23. The Ombudsman maintains the view that the Commission’s application of the exemption for the protection of the public interest as regards public security and international relations, was reasonable. As explained in the proposal for a solution, the EU institutions enjoy a wide margin of discretion in this regard. This means that the Ombudsman can verify only whether there has been an obvious error in the institution’s assessment. Given that there was no manifest error in this case and that this exemption cannot be overridden by another public interest, the Ombudsman considers that the respective redactions made by the Commission were justified.

24. The Commission insists that it cannot release information which it considers to be commercially confidential and therefore does not agree with the Ombudsman’s proposal for a solution. The Ombudsman continues to believe that there was scope for the Commission to agree to disclose information on the substance of the project, which it had redacted solely for the purpose of protecting the contractor’s commercial interests.

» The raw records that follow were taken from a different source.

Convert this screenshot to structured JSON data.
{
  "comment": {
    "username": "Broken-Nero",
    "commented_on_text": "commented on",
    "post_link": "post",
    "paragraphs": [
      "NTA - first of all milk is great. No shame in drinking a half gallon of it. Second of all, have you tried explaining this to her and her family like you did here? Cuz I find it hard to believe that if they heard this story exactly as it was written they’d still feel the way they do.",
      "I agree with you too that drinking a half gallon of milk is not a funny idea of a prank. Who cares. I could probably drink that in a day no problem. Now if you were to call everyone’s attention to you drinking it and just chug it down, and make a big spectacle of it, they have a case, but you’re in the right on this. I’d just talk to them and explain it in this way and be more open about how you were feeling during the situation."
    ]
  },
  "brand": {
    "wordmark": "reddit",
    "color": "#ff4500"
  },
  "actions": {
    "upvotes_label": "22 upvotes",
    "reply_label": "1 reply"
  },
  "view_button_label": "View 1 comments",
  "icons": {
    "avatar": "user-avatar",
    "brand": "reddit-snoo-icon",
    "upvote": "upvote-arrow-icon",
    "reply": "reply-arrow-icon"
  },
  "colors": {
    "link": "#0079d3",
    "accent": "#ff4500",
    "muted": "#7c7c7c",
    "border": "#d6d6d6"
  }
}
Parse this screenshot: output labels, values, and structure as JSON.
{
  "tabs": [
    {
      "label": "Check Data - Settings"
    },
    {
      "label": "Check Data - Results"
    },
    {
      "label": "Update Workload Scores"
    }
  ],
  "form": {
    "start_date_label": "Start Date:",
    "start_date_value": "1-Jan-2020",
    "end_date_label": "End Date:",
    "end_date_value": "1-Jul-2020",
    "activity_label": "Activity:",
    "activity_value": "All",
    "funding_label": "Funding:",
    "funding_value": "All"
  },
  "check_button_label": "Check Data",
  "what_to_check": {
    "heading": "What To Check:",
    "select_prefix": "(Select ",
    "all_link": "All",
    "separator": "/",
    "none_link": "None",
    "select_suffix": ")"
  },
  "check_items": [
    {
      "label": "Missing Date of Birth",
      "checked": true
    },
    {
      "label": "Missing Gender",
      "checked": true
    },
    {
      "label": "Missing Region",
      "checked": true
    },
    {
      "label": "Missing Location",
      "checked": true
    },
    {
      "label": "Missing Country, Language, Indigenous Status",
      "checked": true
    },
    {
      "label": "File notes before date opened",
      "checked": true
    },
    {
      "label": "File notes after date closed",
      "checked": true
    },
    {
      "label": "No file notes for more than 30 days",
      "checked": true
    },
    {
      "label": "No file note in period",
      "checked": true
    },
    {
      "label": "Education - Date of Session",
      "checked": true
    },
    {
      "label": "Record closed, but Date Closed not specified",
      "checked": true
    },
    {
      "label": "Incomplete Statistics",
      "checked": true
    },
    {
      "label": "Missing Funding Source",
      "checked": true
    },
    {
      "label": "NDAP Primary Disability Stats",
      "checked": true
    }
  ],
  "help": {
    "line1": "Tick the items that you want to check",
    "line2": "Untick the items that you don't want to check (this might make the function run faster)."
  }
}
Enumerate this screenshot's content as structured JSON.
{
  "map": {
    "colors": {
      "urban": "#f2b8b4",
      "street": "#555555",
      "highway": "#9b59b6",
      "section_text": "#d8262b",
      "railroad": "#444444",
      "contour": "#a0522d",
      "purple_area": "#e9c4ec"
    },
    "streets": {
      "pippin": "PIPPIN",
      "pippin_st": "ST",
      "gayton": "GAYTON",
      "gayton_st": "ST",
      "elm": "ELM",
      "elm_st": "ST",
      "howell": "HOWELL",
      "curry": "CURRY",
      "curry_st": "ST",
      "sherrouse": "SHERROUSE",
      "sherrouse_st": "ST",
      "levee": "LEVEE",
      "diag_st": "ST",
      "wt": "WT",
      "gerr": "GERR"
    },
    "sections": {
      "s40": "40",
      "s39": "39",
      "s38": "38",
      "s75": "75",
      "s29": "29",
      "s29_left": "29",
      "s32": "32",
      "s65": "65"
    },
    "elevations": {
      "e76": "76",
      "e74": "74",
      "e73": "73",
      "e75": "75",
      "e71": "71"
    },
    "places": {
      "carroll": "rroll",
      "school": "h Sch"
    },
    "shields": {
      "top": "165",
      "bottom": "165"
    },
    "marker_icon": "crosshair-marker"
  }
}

25. The Ombudsman is also acutely aware of the importance of the matter at hand. The EU-Turkey statement is of enormous public relevance and constitutes an essential element of the EU’s response to the migration crisis. In this context, the Commission’s interaction with a private consultancy company is of significant public interest and proper public scrutiny should, as far as possible, be facilitated.

26. The Ombudsman notes, however, that the Commission has reconsidered the matter, come to the same conclusion it adopted originally and that its position is final. Therefore, there is no useful purpose in pursuing the matter.

Conclusion

Based on the inquiry, the Ombudsman closes this case with the following conclusion:

There are no further inquiries justified.

The complainant and the Commission will be informed of this decision.

 

Emily O'Reilly
European Ombudsman


Strasbourg, 09/09/2020

 

[1] Under Regulation 1049/2001 regarding public access to European Parliament, Council and Commission documents: https://eur-lex.europa.eu/legal-content/EN/TXT/PDF/?uri=CELEX:32001R1049&from=EN.

[2] In accordance with Article 4(1)(a), first and third indent, 4(1)b and 4(2), first indent of Regulation 1049/2001.

[3] In accordance with Article 4(4) of Regulation 1049/2001.

[4] The full text of the Ombudsman’s proposal for a solution is available at: https://www.ombudsman.europa.eu/correspondence/132244.

[5] The full text of the Commission’s reply to the proposal for a solution is available at: https://www.ombudsman.europa.eu/correspondence/132245.